■ **Directions for this task**
Identify each line below containing the string "would" and copy it.

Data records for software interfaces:
((
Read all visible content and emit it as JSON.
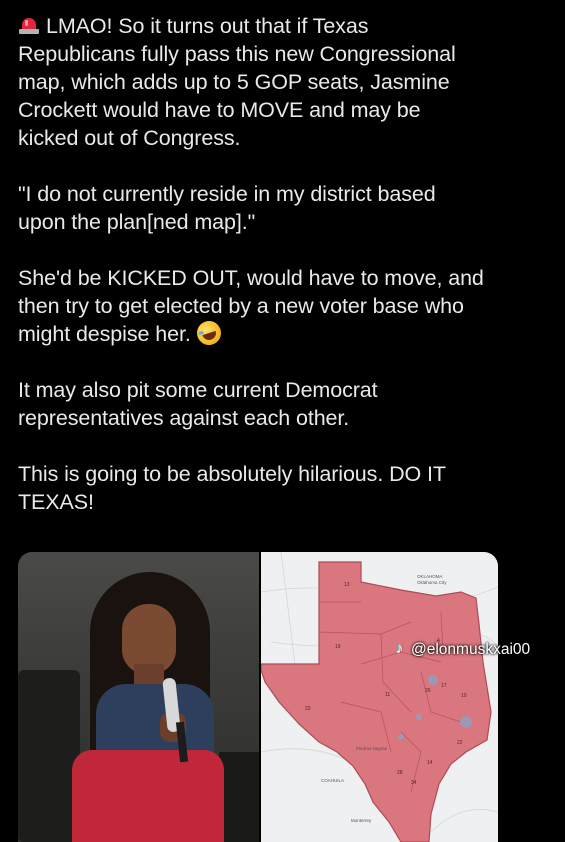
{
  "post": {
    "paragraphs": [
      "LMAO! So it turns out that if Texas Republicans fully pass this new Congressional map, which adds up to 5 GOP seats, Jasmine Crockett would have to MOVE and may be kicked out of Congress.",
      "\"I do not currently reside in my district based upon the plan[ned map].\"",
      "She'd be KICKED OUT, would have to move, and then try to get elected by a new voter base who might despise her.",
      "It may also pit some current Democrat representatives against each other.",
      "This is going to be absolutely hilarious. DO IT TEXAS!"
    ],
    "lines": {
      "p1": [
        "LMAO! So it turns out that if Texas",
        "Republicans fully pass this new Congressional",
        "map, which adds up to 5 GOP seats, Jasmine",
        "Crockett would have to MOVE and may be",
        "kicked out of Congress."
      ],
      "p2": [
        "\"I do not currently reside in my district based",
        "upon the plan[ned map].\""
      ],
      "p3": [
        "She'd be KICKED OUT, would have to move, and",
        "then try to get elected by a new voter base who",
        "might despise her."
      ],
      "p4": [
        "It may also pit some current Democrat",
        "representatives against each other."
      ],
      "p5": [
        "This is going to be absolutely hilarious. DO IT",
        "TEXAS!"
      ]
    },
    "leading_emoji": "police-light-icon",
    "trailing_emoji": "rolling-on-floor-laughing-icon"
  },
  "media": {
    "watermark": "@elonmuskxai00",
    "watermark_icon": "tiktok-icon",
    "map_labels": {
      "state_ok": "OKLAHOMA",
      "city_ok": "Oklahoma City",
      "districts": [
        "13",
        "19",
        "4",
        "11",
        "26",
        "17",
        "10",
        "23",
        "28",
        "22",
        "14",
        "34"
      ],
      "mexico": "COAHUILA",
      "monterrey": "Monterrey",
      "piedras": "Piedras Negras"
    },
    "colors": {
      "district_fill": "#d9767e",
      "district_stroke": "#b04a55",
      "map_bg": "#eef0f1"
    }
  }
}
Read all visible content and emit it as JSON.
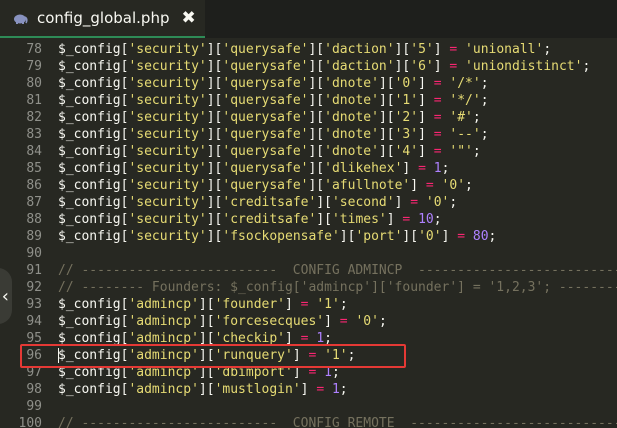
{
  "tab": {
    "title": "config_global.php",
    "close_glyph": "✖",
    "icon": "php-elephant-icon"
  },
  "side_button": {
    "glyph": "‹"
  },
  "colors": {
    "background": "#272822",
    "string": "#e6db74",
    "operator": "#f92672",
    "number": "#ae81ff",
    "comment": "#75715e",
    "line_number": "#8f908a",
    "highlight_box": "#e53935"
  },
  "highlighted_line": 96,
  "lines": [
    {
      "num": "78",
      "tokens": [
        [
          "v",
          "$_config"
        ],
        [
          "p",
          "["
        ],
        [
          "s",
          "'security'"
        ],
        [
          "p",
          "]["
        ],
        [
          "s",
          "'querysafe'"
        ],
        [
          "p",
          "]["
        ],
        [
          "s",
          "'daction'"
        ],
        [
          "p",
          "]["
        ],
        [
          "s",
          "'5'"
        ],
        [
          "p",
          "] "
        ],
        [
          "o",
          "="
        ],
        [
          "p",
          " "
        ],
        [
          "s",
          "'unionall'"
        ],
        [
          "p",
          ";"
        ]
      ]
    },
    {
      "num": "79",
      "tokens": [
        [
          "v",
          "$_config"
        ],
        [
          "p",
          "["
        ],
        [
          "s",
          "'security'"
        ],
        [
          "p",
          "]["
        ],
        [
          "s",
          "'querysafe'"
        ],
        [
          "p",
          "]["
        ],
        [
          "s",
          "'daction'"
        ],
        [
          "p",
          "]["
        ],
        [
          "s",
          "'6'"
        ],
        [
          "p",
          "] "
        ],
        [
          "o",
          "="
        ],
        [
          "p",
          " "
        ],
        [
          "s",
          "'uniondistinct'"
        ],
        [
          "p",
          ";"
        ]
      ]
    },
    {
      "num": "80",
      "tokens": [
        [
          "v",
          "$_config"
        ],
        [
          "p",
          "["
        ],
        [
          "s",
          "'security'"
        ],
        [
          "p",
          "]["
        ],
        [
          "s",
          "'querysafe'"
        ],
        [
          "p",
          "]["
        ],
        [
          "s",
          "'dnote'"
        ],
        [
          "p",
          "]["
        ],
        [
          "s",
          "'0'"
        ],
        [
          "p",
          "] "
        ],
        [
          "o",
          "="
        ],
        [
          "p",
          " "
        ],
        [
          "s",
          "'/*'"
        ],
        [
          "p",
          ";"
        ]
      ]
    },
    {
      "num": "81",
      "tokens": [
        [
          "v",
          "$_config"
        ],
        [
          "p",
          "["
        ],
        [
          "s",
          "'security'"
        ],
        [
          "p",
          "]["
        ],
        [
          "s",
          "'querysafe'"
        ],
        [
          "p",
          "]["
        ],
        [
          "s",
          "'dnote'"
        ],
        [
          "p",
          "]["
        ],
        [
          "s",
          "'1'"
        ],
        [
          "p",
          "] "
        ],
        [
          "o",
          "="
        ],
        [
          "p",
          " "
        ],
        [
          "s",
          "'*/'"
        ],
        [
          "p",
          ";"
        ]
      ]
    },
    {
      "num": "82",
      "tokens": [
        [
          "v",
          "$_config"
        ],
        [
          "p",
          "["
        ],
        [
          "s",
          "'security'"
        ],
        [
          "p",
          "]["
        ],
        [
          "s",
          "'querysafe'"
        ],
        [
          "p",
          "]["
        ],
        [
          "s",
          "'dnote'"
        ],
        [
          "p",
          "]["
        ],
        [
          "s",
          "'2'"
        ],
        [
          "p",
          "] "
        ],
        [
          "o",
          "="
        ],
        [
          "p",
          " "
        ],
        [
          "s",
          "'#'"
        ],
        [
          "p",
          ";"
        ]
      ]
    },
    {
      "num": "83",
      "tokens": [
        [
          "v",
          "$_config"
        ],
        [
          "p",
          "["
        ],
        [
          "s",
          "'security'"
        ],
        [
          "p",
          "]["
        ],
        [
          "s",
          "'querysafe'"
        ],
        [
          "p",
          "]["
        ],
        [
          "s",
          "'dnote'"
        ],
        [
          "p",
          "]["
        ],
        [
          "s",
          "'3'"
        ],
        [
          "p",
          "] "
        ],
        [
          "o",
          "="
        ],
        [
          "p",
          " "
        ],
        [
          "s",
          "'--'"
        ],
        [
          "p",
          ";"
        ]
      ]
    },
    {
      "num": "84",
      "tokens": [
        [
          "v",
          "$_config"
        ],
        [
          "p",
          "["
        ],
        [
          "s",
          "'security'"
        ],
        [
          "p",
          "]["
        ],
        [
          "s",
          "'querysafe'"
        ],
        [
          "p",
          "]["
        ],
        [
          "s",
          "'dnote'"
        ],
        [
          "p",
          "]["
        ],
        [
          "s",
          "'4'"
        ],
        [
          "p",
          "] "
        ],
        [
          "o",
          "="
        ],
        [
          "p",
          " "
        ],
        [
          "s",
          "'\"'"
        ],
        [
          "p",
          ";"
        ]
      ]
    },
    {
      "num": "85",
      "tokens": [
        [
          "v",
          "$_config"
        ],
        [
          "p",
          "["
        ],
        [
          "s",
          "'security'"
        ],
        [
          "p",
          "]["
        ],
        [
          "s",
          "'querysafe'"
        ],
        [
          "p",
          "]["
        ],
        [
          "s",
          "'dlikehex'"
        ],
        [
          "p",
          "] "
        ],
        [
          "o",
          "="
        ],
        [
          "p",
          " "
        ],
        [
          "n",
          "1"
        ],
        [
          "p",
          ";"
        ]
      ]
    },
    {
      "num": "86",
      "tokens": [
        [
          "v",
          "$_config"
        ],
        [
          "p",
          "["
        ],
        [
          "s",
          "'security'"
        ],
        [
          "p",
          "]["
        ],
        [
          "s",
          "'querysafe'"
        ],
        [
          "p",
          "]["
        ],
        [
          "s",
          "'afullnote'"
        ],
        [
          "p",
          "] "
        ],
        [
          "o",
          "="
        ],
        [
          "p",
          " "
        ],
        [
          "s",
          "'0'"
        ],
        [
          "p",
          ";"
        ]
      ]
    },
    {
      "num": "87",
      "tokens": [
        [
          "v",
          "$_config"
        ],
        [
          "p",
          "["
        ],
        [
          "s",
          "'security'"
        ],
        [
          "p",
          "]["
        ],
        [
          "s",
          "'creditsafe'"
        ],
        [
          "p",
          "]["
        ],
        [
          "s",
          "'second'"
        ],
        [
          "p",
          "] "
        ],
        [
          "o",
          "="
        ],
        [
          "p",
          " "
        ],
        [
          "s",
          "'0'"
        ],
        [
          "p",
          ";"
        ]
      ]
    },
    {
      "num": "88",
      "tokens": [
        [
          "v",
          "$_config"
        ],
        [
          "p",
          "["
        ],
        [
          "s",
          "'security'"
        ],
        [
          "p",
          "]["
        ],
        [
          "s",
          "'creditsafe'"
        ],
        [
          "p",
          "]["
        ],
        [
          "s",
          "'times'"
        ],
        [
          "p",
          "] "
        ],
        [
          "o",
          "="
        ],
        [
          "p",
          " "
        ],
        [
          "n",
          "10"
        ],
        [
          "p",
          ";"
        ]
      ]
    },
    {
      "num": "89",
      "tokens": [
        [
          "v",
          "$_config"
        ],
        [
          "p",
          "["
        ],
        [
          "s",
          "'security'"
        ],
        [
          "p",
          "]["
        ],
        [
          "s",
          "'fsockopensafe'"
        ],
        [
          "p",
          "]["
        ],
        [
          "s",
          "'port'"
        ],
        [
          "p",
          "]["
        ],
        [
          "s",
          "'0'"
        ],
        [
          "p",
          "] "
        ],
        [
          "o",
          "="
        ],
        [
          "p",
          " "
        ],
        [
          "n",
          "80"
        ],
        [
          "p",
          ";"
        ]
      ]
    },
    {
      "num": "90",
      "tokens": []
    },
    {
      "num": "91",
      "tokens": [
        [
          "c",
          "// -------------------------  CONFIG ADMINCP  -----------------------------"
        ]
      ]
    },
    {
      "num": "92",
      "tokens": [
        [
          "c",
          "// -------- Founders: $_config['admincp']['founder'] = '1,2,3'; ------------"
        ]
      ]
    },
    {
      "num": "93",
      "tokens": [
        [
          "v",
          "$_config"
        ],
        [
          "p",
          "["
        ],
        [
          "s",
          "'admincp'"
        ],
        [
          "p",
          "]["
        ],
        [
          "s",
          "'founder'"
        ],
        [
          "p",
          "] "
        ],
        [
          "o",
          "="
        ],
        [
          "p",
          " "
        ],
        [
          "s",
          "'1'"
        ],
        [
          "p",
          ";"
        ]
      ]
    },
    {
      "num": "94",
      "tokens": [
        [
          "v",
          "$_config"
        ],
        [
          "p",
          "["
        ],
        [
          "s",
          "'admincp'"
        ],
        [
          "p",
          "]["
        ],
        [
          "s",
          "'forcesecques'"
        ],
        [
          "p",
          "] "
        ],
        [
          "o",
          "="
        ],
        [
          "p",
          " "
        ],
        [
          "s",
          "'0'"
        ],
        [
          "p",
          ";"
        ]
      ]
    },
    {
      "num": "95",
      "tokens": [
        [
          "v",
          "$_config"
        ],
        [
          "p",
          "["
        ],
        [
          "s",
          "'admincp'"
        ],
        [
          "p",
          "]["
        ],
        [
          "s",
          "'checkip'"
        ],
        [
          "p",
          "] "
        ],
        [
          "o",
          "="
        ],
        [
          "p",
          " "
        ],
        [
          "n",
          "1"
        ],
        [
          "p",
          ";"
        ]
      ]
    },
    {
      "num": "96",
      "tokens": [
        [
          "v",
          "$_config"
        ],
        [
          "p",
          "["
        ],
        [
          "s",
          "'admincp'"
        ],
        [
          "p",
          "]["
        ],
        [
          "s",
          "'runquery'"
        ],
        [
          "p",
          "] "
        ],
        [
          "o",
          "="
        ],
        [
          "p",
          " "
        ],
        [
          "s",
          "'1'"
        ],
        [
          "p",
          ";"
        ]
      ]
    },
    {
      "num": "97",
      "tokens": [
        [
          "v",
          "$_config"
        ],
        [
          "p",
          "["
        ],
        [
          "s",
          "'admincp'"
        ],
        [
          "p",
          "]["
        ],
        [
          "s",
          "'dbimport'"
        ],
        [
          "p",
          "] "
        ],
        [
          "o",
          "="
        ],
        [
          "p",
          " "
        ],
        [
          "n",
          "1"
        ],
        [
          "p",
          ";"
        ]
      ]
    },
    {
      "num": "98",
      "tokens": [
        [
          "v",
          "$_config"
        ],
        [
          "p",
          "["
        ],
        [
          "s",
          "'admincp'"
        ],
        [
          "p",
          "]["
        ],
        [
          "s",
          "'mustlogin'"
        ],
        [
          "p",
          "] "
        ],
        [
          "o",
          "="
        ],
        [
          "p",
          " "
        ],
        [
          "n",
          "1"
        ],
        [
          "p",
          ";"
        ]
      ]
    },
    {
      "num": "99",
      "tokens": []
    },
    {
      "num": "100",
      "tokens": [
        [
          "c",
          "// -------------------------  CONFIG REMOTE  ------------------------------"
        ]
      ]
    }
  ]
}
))
■ **Result**
      "LMAO! So it turns out that if Texas Republicans fully pass this new Congressional map, which adds up to 5 GOP seats, Jasmine Crockett would have to MOVE and may be kicked out of Congress.",
      "She'd be KICKED OUT, would have to move, and then try to get elected by a new voter base who might despise her.",
        "Crockett would have to MOVE and may be",
        "She'd be KICKED OUT, would have to move, and",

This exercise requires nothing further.